When working toward long-term goals, it can be difficult to imagine how it will feel when your hard work pays off. What will your contributions and dedication over time eventually grow into? Saving requires giving up some of your enjoyment today for hopefully more later. This type of self-control is challenging, especially in today’s “instant gratification” society.
Writing a thank you letter to yourself from your future self is one exercise that might help you visualize what the fruits of your labor will become. I’ve shared mine below.
If you're struggling to visualize what you want in the future or lacking motivation when it comes to long-term goals, give it a try. I really think you'll find value in not only looking forward, but imagining what "future you" might be grateful for when looking back.

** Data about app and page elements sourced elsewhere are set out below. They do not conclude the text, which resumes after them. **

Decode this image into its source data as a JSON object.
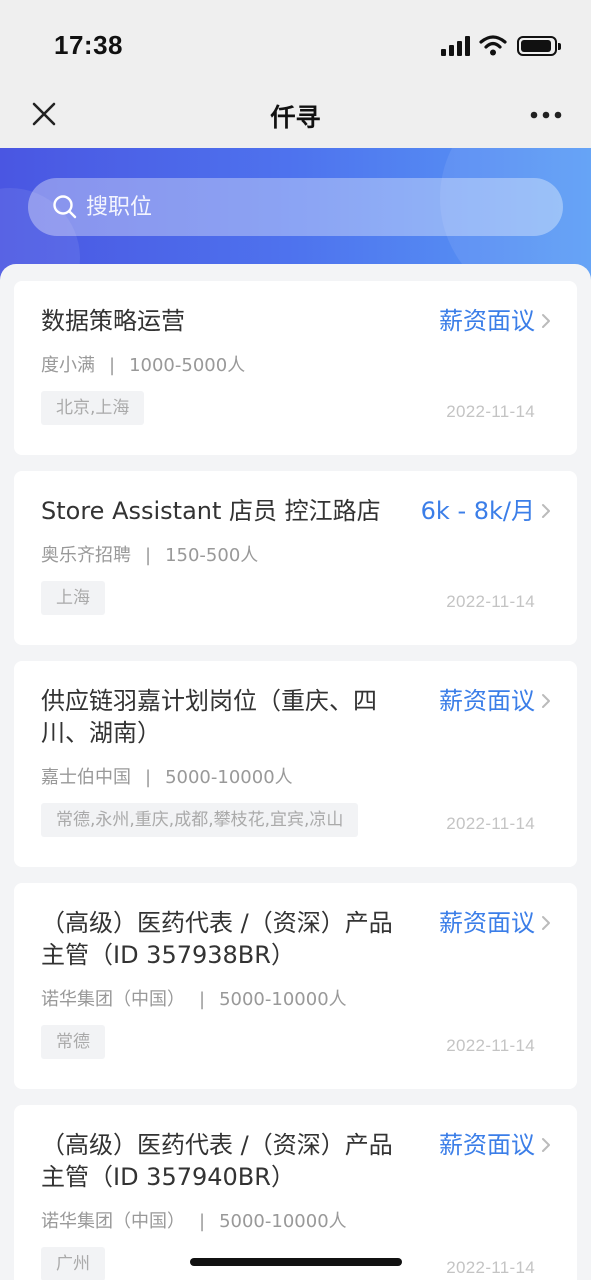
{
  "status_bar": {
    "time": "17:38"
  },
  "nav": {
    "title": "仟寻"
  },
  "search": {
    "placeholder": "搜职位"
  },
  "jobs": [
    {
      "title": "数据策略运营",
      "salary": "薪资面议",
      "company": "度小满",
      "size": "1000-5000人",
      "tag": "北京,上海",
      "date": "2022-11-14"
    },
    {
      "title": "Store Assistant 店员 控江路店",
      "salary": "6k - 8k/月",
      "company": "奥乐齐招聘",
      "size": "150-500人",
      "tag": "上海",
      "date": "2022-11-14"
    },
    {
      "title": "供应链羽嘉计划岗位（重庆、四川、湖南）",
      "salary": "薪资面议",
      "company": "嘉士伯中国",
      "size": "5000-10000人",
      "tag": "常德,永州,重庆,成都,攀枝花,宜宾,凉山",
      "date": "2022-11-14"
    },
    {
      "title": "（高级）医药代表 /（资深）产品主管（ID 357938BR）",
      "salary": "薪资面议",
      "company": "诺华集团（中国）",
      "size": "5000-10000人",
      "tag": "常德",
      "date": "2022-11-14"
    },
    {
      "title": "（高级）医药代表 /（资深）产品主管（ID 357940BR）",
      "salary": "薪资面议",
      "company": "诺华集团（中国）",
      "size": "5000-10000人",
      "tag": "广州",
      "date": "2022-11-14"
    }
  ],
  "meta_separator": "|",
  "colors": {
    "accent": "#3b7ee8",
    "hero_start": "#4a56e2",
    "hero_end": "#5a9df6"
  }
}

Figured I’d drop you a quick note just to say thank you for investing in yourself for all of those years. Doing the right thing financially usually means foregoing something now so it benefits you in the future...and that’s not easy!
Passing on vacations, running your clunker car into the ground, saying “no” to the new outfit...it’s hard to keep pushing forward and making these sacrifices without reaping any rewards. I’m writing this to tell you that those small decisions we made early on have made a huge difference in our life. Let me catch you up on where things are today.

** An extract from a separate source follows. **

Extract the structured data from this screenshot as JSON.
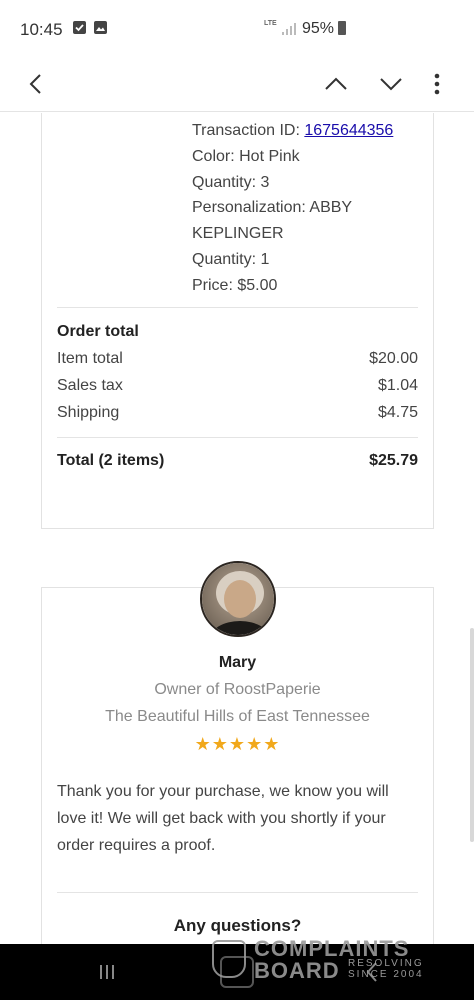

The kids went to college
The family is happy and healthy. The kids finished school and are off on their own doing well. Those small monthly contributions to the 529 plans you set up when they were born helped them graduate debt-free. It’s an amazing feeling because we both know what a strain student loans put on us growing up.

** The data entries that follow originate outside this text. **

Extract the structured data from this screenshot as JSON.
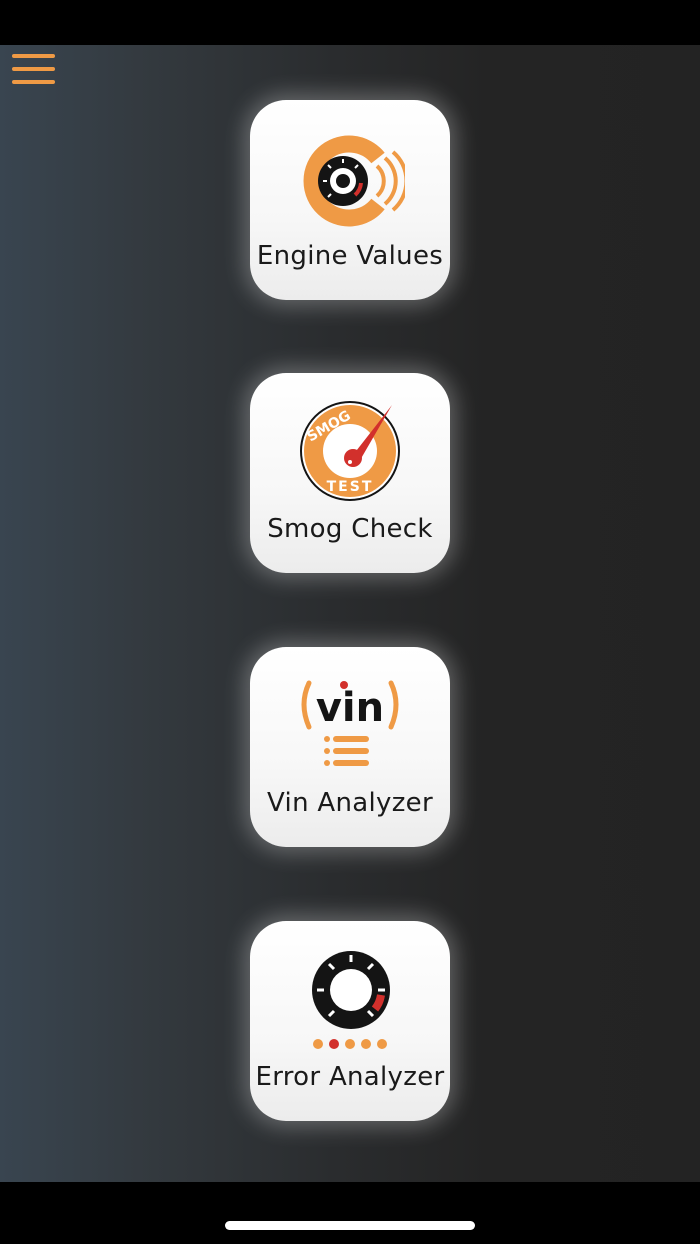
{
  "menu": {
    "icon": "hamburger-menu-icon"
  },
  "tiles": [
    {
      "label": "Engine Values",
      "icon": "engine-gauge-icon"
    },
    {
      "label": "Smog Check",
      "icon": "smog-test-icon",
      "icon_text_top": "SMOG",
      "icon_text_bottom": "TEST"
    },
    {
      "label": "Vin Analyzer",
      "icon": "vin-list-icon",
      "icon_text": "vin"
    },
    {
      "label": "Error Analyzer",
      "icon": "error-gauge-icon"
    }
  ],
  "colors": {
    "accent": "#ef9a45",
    "alert": "#d2302c",
    "dark": "#141414",
    "tile": "#f7f7f7"
  }
}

Financial freedom in retirement
Remember how impatient we were watching our retirement accounts early on? It seemed like no matter how disciplined we were with our saving, the needle was barely moving up. Be thankful you started early because it has paid off big time. The steady accumulation in your 401(k) really accelerated later in life as the power of compound interest took over. You are now sitting on a seven-figure nest egg and you don’t have to worry about the solvency problems of Social Security. I cannot tell you how relieved I am knowing that I have financial freedom in retirement!
Living the lake life
Can you remember starting your brokerage account with $500? You let time do its thing and didn’t get cute trying to “time the market.” Yeah, you traded some play money on the side and had some very successful wins along the way, but you left your long-term investments alone. That money has grown substantially and allowed us to
purchase vacations, gifts, experiences and the lake house you’ve always dreamed of.
Prepared for medical expenses
Smart move opening up that Health Savings Account for the family! You maxed out contributions and, yes, we had to use some throughout the years. But what remained in the account continued to grow and compound. Today we have over $50,000 in the HSA, which can be used tax-free for medical expenses!
Good money mindset
We hated the idea of budgeting and fought against it for many years. However, having a budget doesn’t have to be like dieting where you are forced to cut out the things you love. We found it gave our finances structure and helped us to be mindful of our spending habits. Once we knew where our money was going, we were able to cut wasteful spending and stay out of credit card debt once and for all.
Keep doing what you’re doing and know that ultimately things are going to work out better than you could’ve ever imagined. Thanks again for all you’re doing. Talk soon!
P.S. We haven’t needed that life insurance yet!
Jason is a Certified Financial Planner™ and earned a B.S. in Economics from Penn State University and a M.S. in Accounting-Tax from Southern New Hampshire University. Jason worked on Wall Street for over 15 years and has always been fascinated with the stock market. Throughout his career, he has enjoyed sharing that passion with his clients. He also loves helping people with their finances so that they can live the life they’ve always wanted to live. Outside of work, Jason enjoys spending time with his wife and three young kids. He is an avid distance runner, huge sports fan, and amateur hot sauce maker.